Understanding and Leveraging RSS Properly

RSSRSS stands for Really Simply Syndication.  In short, it’s a technology that allows content placed upon your website to be syndicated throughout the internet easily and in a timely fashion.  It’s been around for quite a while and serves as the foundation of a great many services such as podcasting.

Every once in a while we see or hear of a request from a person or company whose content has been echoed via this mechanism.  When we hear from people, they are usually unhappy that their content appeared on another website and claim copyright issues or infringement.  We’ve always advised our clients to promptly remove the material in question, but this leads us in an odd direction.

The fundamental purpose of supplying an RSS feed on your website is to do just that, syndicate your content.  This is completely different from the other social media “follow-me” type buttons for LinkedIn, Facebook, Twitter, etc.  Those get people to follow your accounts on those various networks while RSS sends your content to them.

This is a key point.  When you place an RSS feed on your website, your asking people to use that technology to consume your content.  As the internet grows and grows into countries that are less likely to adhere to copyright laws, you can bet your content WILL be placed upon other people’s websites.  Expect it, it will happen.

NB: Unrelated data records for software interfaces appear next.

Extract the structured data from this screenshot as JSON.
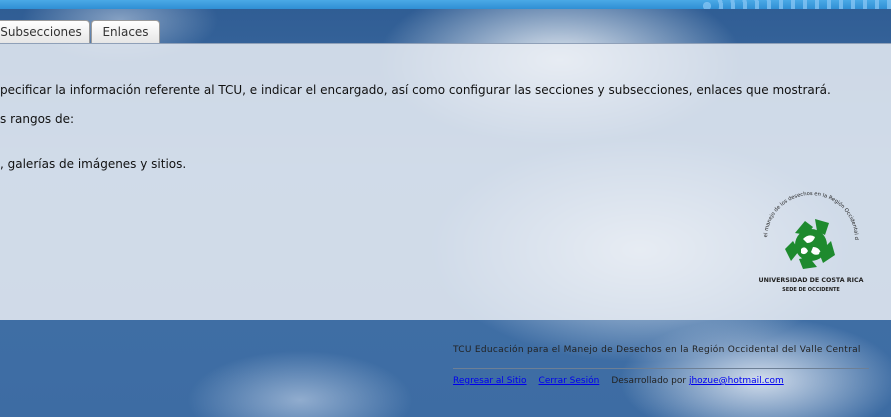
{
  "tabs": [
    {
      "label": "Subsecciones"
    },
    {
      "label": "Enlaces"
    }
  ],
  "content": {
    "line1": "pecificar la información referente al TCU, e indicar el encargado, así como configurar las secciones y subsecciones, enlaces que mostrará.",
    "line2": "s rangos de:",
    "line3": ", galerías de imágenes y sitios."
  },
  "logo": {
    "arc_text": "Educación para el manejo de los desechos en la Región Occidental del Valle Central",
    "university": "UNIVERSIDAD DE COSTA RICA",
    "campus": "SEDE DE OCCIDENTE",
    "color": "#1e8a2e"
  },
  "footer": {
    "title": "TCU Educación para el Manejo de Desechos en la Región Occidental del Valle Central",
    "back_link": "Regresar al Sitio",
    "logout_link": "Cerrar Sesión",
    "developed_by": "Desarrollado por",
    "email_link": "jhozue@hotmail.com"
  }
}
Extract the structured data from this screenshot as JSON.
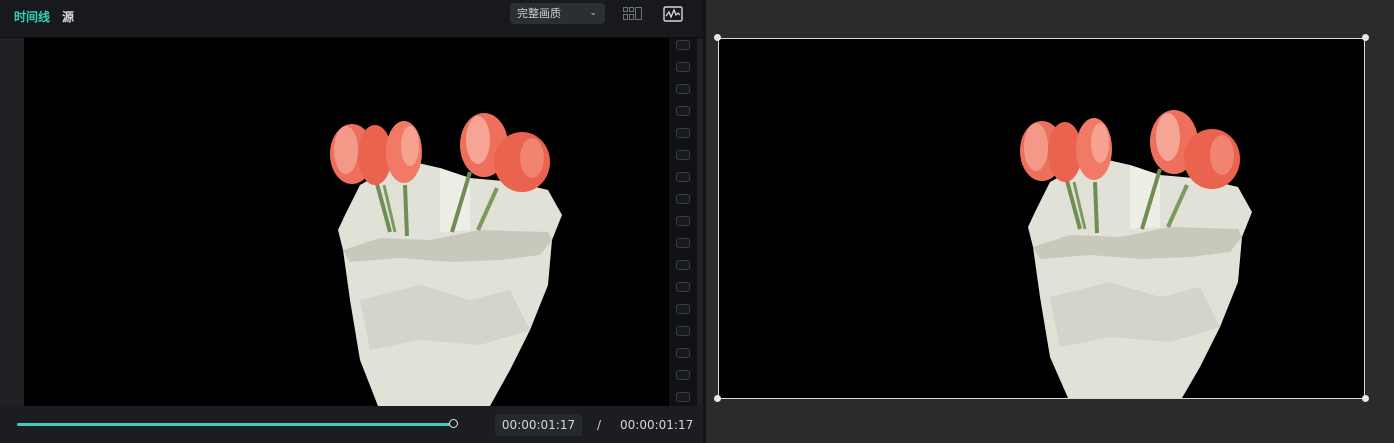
{
  "tabs": {
    "timeline": "时间线",
    "source": "源"
  },
  "quality": {
    "selected": "完整画质",
    "icon": "chevron-down-icon"
  },
  "toolbar_icons": [
    "layout-grid-icon",
    "waveform-scope-icon"
  ],
  "playback": {
    "progress": 1.0,
    "current_time": "00:00:01:17",
    "separator": "/",
    "total_time": "00:00:01:17"
  },
  "colors": {
    "accent": "#33d2b5",
    "petal": "#ee6f5c",
    "wrap_paper": "#e4e4dc",
    "stem": "#6f8e54"
  }
}
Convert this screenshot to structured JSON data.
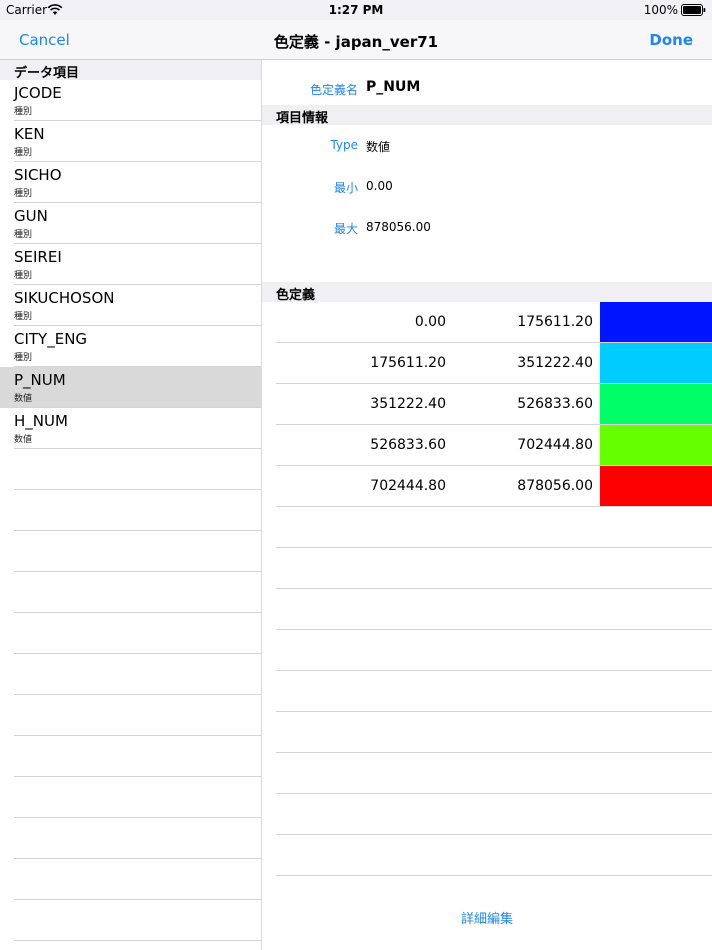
{
  "status_bar": {
    "carrier": "Carrier",
    "time": "1:27 PM",
    "battery": "100%"
  },
  "nav": {
    "cancel": "Cancel",
    "title": "色定義 - japan_ver71",
    "done": "Done"
  },
  "master": {
    "section_title": "データ項目",
    "items": [
      {
        "name": "JCODE",
        "type": "種別",
        "selected": false
      },
      {
        "name": "KEN",
        "type": "種別",
        "selected": false
      },
      {
        "name": "SICHO",
        "type": "種別",
        "selected": false
      },
      {
        "name": "GUN",
        "type": "種別",
        "selected": false
      },
      {
        "name": "SEIREI",
        "type": "種別",
        "selected": false
      },
      {
        "name": "SIKUCHOSON",
        "type": "種別",
        "selected": false
      },
      {
        "name": "CITY_ENG",
        "type": "種別",
        "selected": false
      },
      {
        "name": "P_NUM",
        "type": "数値",
        "selected": true
      },
      {
        "name": "H_NUM",
        "type": "数値",
        "selected": false
      }
    ]
  },
  "detail": {
    "name_label": "色定義名",
    "name_value": "P_NUM",
    "info_section": "項目情報",
    "info": [
      {
        "label": "Type",
        "value": "数値"
      },
      {
        "label": "最小",
        "value": "0.00"
      },
      {
        "label": "最大",
        "value": "878056.00"
      }
    ],
    "color_section": "色定義",
    "colors": [
      {
        "from": "0.00",
        "to": "175611.20",
        "color": "#0014ff"
      },
      {
        "from": "175611.20",
        "to": "351222.40",
        "color": "#00ccff"
      },
      {
        "from": "351222.40",
        "to": "526833.60",
        "color": "#00ff66"
      },
      {
        "from": "526833.60",
        "to": "702444.80",
        "color": "#66ff00"
      },
      {
        "from": "702444.80",
        "to": "878056.00",
        "color": "#ff0000"
      }
    ],
    "edit_label": "詳細編集"
  }
}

So, what can we do?  Rather than live in fear of this, we need to embrace it.  First,  most blogging technology supports an article summary or introduction type area.  Use this technique to describe the contents of the post and put a hook in to entice people to read your content. 

Second, most RSS modules have the ability to select which content from an article is send out over the feed.  Set up your RSS feed to only carry the article’s introduction and any information you WANT others to repost.

Third, market your RSS feed like mad.  The more people repost your content, the more people will visit your site to read the full article.  This is the primary goal anyway, isn’t it?